> **Records to process**:

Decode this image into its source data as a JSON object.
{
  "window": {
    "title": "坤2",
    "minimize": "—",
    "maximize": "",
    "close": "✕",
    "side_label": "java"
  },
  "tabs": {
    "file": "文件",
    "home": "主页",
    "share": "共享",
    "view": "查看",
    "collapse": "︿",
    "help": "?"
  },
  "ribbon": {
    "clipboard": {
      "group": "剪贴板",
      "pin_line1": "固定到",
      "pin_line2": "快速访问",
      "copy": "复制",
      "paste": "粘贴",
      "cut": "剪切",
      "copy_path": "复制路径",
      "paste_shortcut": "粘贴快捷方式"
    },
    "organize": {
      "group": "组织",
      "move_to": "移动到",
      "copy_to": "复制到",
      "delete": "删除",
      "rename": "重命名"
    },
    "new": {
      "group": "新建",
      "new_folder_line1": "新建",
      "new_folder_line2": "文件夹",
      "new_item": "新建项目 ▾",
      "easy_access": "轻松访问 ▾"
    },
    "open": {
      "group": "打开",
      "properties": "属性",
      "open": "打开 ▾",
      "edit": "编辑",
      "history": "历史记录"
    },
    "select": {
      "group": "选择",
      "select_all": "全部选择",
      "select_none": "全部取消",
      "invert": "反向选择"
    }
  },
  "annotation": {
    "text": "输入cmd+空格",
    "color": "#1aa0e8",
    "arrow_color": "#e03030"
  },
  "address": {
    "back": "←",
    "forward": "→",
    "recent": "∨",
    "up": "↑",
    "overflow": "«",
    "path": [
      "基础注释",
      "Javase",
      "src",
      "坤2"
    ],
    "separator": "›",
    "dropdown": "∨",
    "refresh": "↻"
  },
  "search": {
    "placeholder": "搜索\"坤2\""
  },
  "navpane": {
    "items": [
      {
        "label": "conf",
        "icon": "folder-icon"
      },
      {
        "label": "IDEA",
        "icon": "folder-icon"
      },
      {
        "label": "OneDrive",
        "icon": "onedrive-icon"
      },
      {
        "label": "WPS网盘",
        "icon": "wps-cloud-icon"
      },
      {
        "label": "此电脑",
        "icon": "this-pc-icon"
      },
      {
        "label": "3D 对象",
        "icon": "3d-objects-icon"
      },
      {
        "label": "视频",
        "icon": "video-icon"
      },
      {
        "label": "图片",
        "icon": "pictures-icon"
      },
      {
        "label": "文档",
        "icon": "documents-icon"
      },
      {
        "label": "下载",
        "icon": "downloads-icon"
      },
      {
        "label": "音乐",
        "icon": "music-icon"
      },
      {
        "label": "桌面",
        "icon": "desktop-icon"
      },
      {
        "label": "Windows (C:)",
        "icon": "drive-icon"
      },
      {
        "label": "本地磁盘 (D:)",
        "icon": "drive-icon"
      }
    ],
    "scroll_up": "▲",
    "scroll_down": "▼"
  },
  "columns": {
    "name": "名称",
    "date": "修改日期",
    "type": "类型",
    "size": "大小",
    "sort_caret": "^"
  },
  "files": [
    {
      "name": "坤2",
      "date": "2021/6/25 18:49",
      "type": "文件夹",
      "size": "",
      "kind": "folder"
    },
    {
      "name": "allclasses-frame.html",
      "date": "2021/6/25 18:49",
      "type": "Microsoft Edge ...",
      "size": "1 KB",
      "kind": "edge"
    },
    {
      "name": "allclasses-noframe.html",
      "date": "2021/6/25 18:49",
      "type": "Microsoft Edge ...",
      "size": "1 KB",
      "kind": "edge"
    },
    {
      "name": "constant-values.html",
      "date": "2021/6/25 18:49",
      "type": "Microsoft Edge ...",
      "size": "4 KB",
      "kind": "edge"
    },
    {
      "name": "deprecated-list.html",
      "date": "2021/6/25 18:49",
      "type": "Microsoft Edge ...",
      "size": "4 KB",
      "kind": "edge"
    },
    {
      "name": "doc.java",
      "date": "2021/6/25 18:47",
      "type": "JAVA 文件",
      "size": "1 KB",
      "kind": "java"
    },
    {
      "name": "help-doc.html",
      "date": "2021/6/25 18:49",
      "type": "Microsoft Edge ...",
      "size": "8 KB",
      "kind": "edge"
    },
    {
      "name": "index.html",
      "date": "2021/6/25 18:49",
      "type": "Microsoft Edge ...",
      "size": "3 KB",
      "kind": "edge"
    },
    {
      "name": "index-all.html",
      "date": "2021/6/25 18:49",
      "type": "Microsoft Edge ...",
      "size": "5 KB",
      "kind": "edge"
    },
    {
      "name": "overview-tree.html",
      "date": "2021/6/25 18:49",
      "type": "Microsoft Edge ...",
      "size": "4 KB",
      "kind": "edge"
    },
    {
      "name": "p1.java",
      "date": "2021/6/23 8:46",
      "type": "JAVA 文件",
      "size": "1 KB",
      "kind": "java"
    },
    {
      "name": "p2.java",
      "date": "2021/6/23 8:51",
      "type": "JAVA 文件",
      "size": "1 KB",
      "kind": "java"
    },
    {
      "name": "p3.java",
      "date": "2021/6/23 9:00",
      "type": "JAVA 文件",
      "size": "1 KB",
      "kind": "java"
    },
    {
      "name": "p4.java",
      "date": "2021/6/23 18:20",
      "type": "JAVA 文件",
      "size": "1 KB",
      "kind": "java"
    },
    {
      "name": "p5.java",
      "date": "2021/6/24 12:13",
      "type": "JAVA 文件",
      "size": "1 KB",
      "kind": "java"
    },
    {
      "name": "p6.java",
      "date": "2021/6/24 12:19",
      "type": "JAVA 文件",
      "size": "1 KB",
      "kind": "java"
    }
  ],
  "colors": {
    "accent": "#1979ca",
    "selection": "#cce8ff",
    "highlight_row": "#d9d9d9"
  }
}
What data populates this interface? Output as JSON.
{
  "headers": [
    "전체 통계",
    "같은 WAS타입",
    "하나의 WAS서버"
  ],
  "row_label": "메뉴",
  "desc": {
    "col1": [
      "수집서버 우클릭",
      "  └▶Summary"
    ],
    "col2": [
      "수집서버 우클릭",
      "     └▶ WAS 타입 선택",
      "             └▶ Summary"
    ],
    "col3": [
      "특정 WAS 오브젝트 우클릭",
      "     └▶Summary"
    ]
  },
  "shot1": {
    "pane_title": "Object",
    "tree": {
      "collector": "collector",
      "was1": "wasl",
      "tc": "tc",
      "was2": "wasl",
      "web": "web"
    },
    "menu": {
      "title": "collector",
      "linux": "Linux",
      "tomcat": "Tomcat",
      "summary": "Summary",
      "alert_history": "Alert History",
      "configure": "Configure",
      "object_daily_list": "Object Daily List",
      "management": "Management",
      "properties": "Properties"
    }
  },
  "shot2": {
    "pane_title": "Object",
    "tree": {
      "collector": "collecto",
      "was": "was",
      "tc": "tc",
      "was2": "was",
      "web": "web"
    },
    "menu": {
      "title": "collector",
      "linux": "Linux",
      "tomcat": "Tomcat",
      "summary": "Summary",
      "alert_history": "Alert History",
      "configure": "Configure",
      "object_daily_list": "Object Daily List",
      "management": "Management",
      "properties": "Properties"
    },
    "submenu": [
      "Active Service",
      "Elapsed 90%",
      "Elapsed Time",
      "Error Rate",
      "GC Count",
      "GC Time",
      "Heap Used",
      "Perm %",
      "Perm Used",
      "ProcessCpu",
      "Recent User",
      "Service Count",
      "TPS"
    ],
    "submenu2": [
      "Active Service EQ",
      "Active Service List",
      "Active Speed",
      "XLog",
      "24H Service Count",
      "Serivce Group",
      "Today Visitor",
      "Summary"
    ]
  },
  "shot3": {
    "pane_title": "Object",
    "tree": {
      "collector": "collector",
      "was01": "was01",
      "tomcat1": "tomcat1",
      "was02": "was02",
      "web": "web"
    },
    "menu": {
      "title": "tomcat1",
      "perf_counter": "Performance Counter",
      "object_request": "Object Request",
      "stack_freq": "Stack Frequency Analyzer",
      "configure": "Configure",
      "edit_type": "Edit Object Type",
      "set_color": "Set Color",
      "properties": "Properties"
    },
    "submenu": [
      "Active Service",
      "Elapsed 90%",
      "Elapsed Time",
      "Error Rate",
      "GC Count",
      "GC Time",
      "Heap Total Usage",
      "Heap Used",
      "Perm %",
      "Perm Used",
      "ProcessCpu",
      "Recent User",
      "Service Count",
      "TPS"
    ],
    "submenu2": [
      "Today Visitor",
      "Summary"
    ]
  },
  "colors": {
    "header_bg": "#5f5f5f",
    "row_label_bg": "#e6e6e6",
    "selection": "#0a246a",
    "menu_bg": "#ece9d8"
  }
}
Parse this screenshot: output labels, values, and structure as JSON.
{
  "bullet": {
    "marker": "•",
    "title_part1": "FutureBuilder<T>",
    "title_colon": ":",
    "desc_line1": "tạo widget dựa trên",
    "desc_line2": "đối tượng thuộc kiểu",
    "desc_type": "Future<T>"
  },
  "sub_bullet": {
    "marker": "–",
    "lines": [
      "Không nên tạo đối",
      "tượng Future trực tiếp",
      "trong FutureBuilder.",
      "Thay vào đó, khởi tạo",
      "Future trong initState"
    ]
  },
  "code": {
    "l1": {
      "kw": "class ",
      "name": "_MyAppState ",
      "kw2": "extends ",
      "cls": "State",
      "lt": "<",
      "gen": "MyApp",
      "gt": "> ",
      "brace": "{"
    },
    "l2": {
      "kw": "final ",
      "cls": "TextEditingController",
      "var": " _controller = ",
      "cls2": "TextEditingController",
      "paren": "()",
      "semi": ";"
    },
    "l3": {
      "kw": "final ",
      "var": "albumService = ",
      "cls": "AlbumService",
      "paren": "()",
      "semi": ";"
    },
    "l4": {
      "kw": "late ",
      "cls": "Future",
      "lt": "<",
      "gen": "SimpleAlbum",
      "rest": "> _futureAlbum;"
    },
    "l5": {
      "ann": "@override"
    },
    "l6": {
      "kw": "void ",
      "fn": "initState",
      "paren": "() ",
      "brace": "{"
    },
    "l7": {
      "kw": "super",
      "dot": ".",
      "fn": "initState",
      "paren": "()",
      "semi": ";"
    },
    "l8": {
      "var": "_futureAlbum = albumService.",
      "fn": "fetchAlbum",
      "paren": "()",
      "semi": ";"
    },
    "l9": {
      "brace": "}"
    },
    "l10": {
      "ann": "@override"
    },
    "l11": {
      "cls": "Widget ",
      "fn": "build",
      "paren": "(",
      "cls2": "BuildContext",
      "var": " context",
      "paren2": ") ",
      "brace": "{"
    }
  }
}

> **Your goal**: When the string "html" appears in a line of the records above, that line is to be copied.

> **Task solution**:
      "name": "allclasses-frame.html",
      "name": "allclasses-noframe.html",
      "name": "constant-values.html",
      "name": "deprecated-list.html",
      "name": "help-doc.html",
      "name": "index.html",
      "name": "index-all.html",
      "name": "overview-tree.html",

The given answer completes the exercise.